** Opening Data supplied block **
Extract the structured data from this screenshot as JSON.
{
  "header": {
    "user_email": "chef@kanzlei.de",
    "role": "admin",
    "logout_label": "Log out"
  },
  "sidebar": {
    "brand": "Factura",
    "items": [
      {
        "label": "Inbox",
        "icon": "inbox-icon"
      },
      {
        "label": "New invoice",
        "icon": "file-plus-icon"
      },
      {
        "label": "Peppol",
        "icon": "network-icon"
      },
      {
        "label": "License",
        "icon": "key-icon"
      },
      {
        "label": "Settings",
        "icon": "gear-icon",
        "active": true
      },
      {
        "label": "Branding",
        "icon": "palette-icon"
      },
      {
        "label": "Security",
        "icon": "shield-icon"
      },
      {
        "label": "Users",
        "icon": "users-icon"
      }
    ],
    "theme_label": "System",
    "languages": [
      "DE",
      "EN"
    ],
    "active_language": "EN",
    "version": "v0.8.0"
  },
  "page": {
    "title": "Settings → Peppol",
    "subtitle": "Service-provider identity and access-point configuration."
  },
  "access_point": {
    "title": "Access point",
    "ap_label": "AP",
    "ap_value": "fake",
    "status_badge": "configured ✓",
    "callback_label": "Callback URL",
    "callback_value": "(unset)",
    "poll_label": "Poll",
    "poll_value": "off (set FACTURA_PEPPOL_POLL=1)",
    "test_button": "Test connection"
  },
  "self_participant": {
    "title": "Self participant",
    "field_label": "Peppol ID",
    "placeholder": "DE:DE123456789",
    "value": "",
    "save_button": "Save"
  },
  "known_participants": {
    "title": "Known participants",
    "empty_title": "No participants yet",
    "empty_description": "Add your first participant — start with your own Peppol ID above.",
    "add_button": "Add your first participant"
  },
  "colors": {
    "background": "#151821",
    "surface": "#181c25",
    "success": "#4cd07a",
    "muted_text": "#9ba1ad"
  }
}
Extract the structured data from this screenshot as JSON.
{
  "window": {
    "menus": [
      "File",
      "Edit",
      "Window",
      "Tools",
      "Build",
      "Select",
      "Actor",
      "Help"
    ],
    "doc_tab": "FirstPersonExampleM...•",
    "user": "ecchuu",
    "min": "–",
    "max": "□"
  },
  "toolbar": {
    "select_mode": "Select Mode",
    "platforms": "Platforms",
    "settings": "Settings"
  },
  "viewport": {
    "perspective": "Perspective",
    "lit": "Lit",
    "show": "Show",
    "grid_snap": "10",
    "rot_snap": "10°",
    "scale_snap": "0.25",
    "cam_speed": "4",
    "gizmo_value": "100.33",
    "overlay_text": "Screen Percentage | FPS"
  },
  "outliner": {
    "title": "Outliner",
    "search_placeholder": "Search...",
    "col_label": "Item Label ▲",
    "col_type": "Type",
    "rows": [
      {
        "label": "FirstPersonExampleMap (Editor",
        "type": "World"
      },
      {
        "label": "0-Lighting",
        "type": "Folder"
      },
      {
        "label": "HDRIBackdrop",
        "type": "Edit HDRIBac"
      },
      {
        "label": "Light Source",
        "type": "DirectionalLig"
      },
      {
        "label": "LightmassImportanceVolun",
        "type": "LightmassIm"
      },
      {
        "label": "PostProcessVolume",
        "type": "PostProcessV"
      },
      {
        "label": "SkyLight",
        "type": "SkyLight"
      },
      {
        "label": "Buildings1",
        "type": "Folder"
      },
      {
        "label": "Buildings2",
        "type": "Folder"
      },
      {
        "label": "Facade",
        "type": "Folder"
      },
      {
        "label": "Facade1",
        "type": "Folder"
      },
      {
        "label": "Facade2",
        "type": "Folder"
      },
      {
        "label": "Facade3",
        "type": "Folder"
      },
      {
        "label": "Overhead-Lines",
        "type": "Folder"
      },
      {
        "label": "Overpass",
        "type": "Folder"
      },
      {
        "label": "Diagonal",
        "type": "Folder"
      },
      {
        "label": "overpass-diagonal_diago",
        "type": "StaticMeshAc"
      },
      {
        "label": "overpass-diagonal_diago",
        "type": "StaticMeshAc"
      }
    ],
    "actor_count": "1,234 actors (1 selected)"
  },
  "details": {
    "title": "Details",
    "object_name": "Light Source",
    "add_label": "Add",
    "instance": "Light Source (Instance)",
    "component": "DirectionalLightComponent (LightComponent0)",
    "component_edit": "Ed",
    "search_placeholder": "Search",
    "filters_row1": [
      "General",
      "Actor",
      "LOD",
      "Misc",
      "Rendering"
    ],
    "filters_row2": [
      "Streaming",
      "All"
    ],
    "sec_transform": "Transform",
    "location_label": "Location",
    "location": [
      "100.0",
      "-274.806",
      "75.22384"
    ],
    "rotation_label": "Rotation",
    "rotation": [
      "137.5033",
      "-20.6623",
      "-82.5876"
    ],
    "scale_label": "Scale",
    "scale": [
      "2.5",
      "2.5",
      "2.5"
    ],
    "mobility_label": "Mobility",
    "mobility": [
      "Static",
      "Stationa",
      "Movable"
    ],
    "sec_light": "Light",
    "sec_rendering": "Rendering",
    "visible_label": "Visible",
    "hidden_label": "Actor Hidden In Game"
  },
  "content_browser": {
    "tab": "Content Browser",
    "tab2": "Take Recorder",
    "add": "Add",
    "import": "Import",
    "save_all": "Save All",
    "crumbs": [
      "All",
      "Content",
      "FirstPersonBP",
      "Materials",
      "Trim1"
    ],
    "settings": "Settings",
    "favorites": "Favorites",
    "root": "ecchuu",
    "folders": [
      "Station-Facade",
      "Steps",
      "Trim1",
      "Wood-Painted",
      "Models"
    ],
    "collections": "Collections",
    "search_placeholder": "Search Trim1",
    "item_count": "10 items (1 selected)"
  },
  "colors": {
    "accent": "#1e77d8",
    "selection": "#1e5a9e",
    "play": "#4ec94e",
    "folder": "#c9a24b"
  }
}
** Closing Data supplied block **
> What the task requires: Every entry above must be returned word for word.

> Output for this task:
Extract the structured data from this screenshot as JSON.
{
  "header": {
    "user_email": "chef@kanzlei.de",
    "role": "admin",
    "logout_label": "Log out"
  },
  "sidebar": {
    "brand": "Factura",
    "items": [
      {
        "label": "Inbox",
        "icon": "inbox-icon"
      },
      {
        "label": "New invoice",
        "icon": "file-plus-icon"
      },
      {
        "label": "Peppol",
        "icon": "network-icon"
      },
      {
        "label": "License",
        "icon": "key-icon"
      },
      {
        "label": "Settings",
        "icon": "gear-icon",
        "active": true
      },
      {
        "label": "Branding",
        "icon": "palette-icon"
      },
      {
        "label": "Security",
        "icon": "shield-icon"
      },
      {
        "label": "Users",
        "icon": "users-icon"
      }
    ],
    "theme_label": "System",
    "languages": [
      "DE",
      "EN"
    ],
    "active_language": "EN",
    "version": "v0.8.0"
  },
  "page": {
    "title": "Settings → Peppol",
    "subtitle": "Service-provider identity and access-point configuration."
  },
  "access_point": {
    "title": "Access point",
    "ap_label": "AP",
    "ap_value": "fake",
    "status_badge": "configured ✓",
    "callback_label": "Callback URL",
    "callback_value": "(unset)",
    "poll_label": "Poll",
    "poll_value": "off (set FACTURA_PEPPOL_POLL=1)",
    "test_button": "Test connection"
  },
  "self_participant": {
    "title": "Self participant",
    "field_label": "Peppol ID",
    "placeholder": "DE:DE123456789",
    "value": "",
    "save_button": "Save"
  },
  "known_participants": {
    "title": "Known participants",
    "empty_title": "No participants yet",
    "empty_description": "Add your first participant — start with your own Peppol ID above.",
    "add_button": "Add your first participant"
  },
  "colors": {
    "background": "#151821",
    "surface": "#181c25",
    "success": "#4cd07a",
    "muted_text": "#9ba1ad"
  }
}
Extract the structured data from this screenshot as JSON.
{
  "window": {
    "menus": [
      "File",
      "Edit",
      "Window",
      "Tools",
      "Build",
      "Select",
      "Actor",
      "Help"
    ],
    "doc_tab": "FirstPersonExampleM...•",
    "user": "ecchuu",
    "min": "–",
    "max": "□"
  },
  "toolbar": {
    "select_mode": "Select Mode",
    "platforms": "Platforms",
    "settings": "Settings"
  },
  "viewport": {
    "perspective": "Perspective",
    "lit": "Lit",
    "show": "Show",
    "grid_snap": "10",
    "rot_snap": "10°",
    "scale_snap": "0.25",
    "cam_speed": "4",
    "gizmo_value": "100.33",
    "overlay_text": "Screen Percentage | FPS"
  },
  "outliner": {
    "title": "Outliner",
    "search_placeholder": "Search...",
    "col_label": "Item Label ▲",
    "col_type": "Type",
    "rows": [
      {
        "label": "FirstPersonExampleMap (Editor",
        "type": "World"
      },
      {
        "label": "0-Lighting",
        "type": "Folder"
      },
      {
        "label": "HDRIBackdrop",
        "type": "Edit HDRIBac"
      },
      {
        "label": "Light Source",
        "type": "DirectionalLig"
      },
      {
        "label": "LightmassImportanceVolun",
        "type": "LightmassIm"
      },
      {
        "label": "PostProcessVolume",
        "type": "PostProcessV"
      },
      {
        "label": "SkyLight",
        "type": "SkyLight"
      },
      {
        "label": "Buildings1",
        "type": "Folder"
      },
      {
        "label": "Buildings2",
        "type": "Folder"
      },
      {
        "label": "Facade",
        "type": "Folder"
      },
      {
        "label": "Facade1",
        "type": "Folder"
      },
      {
        "label": "Facade2",
        "type": "Folder"
      },
      {
        "label": "Facade3",
        "type": "Folder"
      },
      {
        "label": "Overhead-Lines",
        "type": "Folder"
      },
      {
        "label": "Overpass",
        "type": "Folder"
      },
      {
        "label": "Diagonal",
        "type": "Folder"
      },
      {
        "label": "overpass-diagonal_diago",
        "type": "StaticMeshAc"
      },
      {
        "label": "overpass-diagonal_diago",
        "type": "StaticMeshAc"
      }
    ],
    "actor_count": "1,234 actors (1 selected)"
  },
  "details": {
    "title": "Details",
    "object_name": "Light Source",
    "add_label": "Add",
    "instance": "Light Source (Instance)",
    "component": "DirectionalLightComponent (LightComponent0)",
    "component_edit": "Ed",
    "search_placeholder": "Search",
    "filters_row1": [
      "General",
      "Actor",
      "LOD",
      "Misc",
      "Rendering"
    ],
    "filters_row2": [
      "Streaming",
      "All"
    ],
    "sec_transform": "Transform",
    "location_label": "Location",
    "location": [
      "100.0",
      "-274.806",
      "75.22384"
    ],
    "rotation_label": "Rotation",
    "rotation": [
      "137.5033",
      "-20.6623",
      "-82.5876"
    ],
    "scale_label": "Scale",
    "scale": [
      "2.5",
      "2.5",
      "2.5"
    ],
    "mobility_label": "Mobility",
    "mobility": [
      "Static",
      "Stationa",
      "Movable"
    ],
    "sec_light": "Light",
    "sec_rendering": "Rendering",
    "visible_label": "Visible",
    "hidden_label": "Actor Hidden In Game"
  },
  "content_browser": {
    "tab": "Content Browser",
    "tab2": "Take Recorder",
    "add": "Add",
    "import": "Import",
    "save_all": "Save All",
    "crumbs": [
      "All",
      "Content",
      "FirstPersonBP",
      "Materials",
      "Trim1"
    ],
    "settings": "Settings",
    "favorites": "Favorites",
    "root": "ecchuu",
    "folders": [
      "Station-Facade",
      "Steps",
      "Trim1",
      "Wood-Painted",
      "Models"
    ],
    "collections": "Collections",
    "search_placeholder": "Search Trim1",
    "item_count": "10 items (1 selected)"
  },
  "colors": {
    "accent": "#1e77d8",
    "selection": "#1e5a9e",
    "play": "#4ec94e",
    "folder": "#c9a24b"
  }
}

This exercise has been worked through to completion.